“Nissan SA is introducing on-site suppliers, which will also have the added benefits of reducing logistics time and cost. Also in the pipeline, with the aim of achieving the same results, is a Nissan Incubation Centre to assist small black-owned businesses to get a foot in the door of the car supply chain,” he said.
Busquets said all these measures were in support of government’s Automotive Production and Development Programme (APDP), which aims to produce 900 000 vehicles a year by 2020.
“While this goal may not seem achievable for car manufacturers in the current economic environment, we mustn’t lose sight of the long term,” he said.
Nissan Motor Company in 2012 announced a R1billion investment in South Africa to double the annual production capacity of the Rosslyn plant to 100 000 units and for the production of a new one-tonne pick-up for the domestic and export markets.

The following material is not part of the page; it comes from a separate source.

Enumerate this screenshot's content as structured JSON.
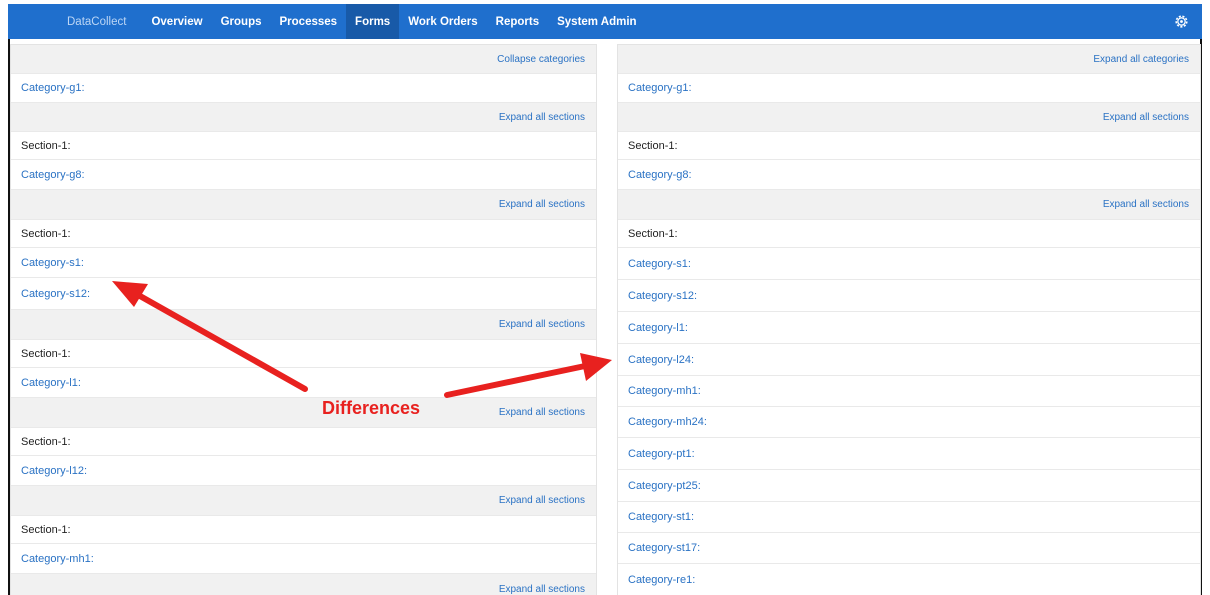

Mike Whitfield, the managing director of Nissan SA, said in August last year that the negotiations with its parent company were “on track” and he hoped to make an announcement about the outcome in October. However, an announcement about new models to be produced at the plant have not yet been made.
Engineering News reported that Whitfield said Nissan SA’s parent remained committed to South Africa, the Rosslyn plant “has never been in better shape” in terms of quality and efficiency and “we aren’t going anywhere”.
His comments followed General Motors’ (GM) announcement last month that it had decided to disinvest from South Africa and stop the manufacturing and sale of Chevrolet in the domestic market. In terms of GM’s disinvestment plan, Japan-based Isuzu Motors, through the newly established company Isuzu Motors South Africa, plans to acquire GM’s light commercial vehicle manufacturing operations in Struandale in Port Elizabeth and continue manufacturing the Isuzu KB and medium commercial vehicles and heavy duty trucks in Port Elizabeth.
GMSA and Nissan SA were in 2015 both granted temporary exemptions from the minimum annual production threshold of 50000 units in the APDP, which qualifies locally based motor manufacturers for incentives and benefits in terms of the programme.